First Christian Church | Pittsfield



10.10.18 | Michael's Corner | by Michael Ten Eyck

    I am looking forward to “sweater weather.”  It has been somewhat frustrating to me to have had a brief cooling spell followed by several over 80 degree days.  Although it has been a fine summer, I am ready for the fall to arrive.

    I want to get my sweaters out of storage and put away my summer wardrobe.  I am ready to enjoy more campfires outside. I can’t wait to not have to run the air conditioner at the church!

    It is difficult when change should be happening, but it is not.  This is true for many areas in our lives, but certainly spiritually as well. While it is common to experience seasons of getting spiritually stuck from time to time, there are some things we can do to help assist us in moving on to the next needed season.

    The first is to consider the reasons for our lack of progress.  Some questions to consider are:

    • Am I remaining faithful in my spiritual disciplines such as prayer and Bible reading?
    • Am I avoiding dealing with a specific issue God has laid on my heart to be addressed, such as forgiving someone, releasing a grudge, dealing with a harmful habit, following through with something the Holy Spirit has prompted me to do?

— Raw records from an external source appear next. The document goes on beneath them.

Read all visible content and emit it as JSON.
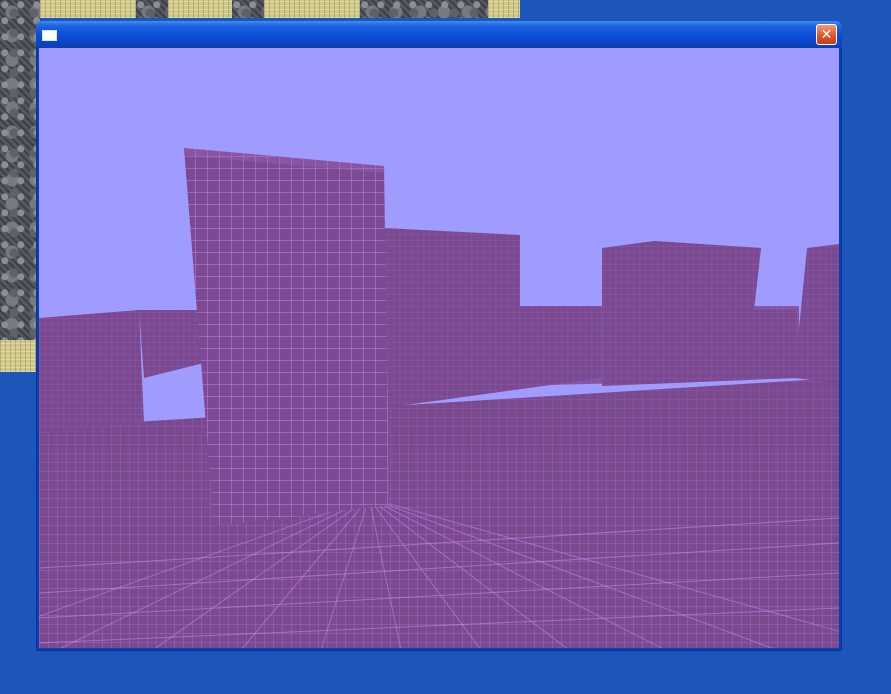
{
  "window": {
    "title": "",
    "close_symbol": "✕",
    "icon": "app-icon"
  },
  "scene": {
    "sky_color": "#a09cff",
    "floor_color": "#7a4a8f",
    "wall_color": "#7c4a92",
    "grid_color": "#d07ff0"
  },
  "desktop": {
    "background_color": "#1b56b8"
  }
}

    Along with these introspective questions is to access our willingness to actually change spiritually.  Sadly, I have met some folks who actually are not willing to grow spiritually. This goes for individuals as well as churches.

    I have met with churches who stated that they wanted to grow, but who had no interest at all in embracing the changes needed to facilitate growth.  For example, a church leader I had spoken with was lamenting the lack of numerical growth in their church. I asked if they had ever invited someone new to church.  They were shocked at the question… “Why would I do that? That is the pastor’s job.”

    I recall a difficult conversation with a church leader who was frustrated at a perceived lack of growth at their church, but in the same conversation complained about decisions that were made for growth that meant change for them, such as giving up their seat, moving their meeting area, or even tolerating loud babies and children in service (gasp!).

    The bottom line is that while change is tough and change is challenging, change is also needed.  The key that I have found to help me in times of change is to keep my eyes on Jesus much more than my personal preferences.  That sounds easy, but trust me, it is tough. The great thing is that the times I have been able to do it have been times of fantastic personal growth.  

    While change for the sake of change can be a waste of time, change for growth is tremendously rewarding.  Are you changing?

    Loving you all,  



    P.S. I have been surprised this past week with a barrage of cards and anonymous gifts. These acts of kindness ranged from walking into my office to find the entire ceiling covered with festive balloons, to my car getting a friendly graffiti workover.  The Children’s Church made some thoughtful and beautiful handmade cards of appreciation.

    For all of these, I wish to say thank you!  I am blessed to serve a wonderful church family alongside a wonderful staff.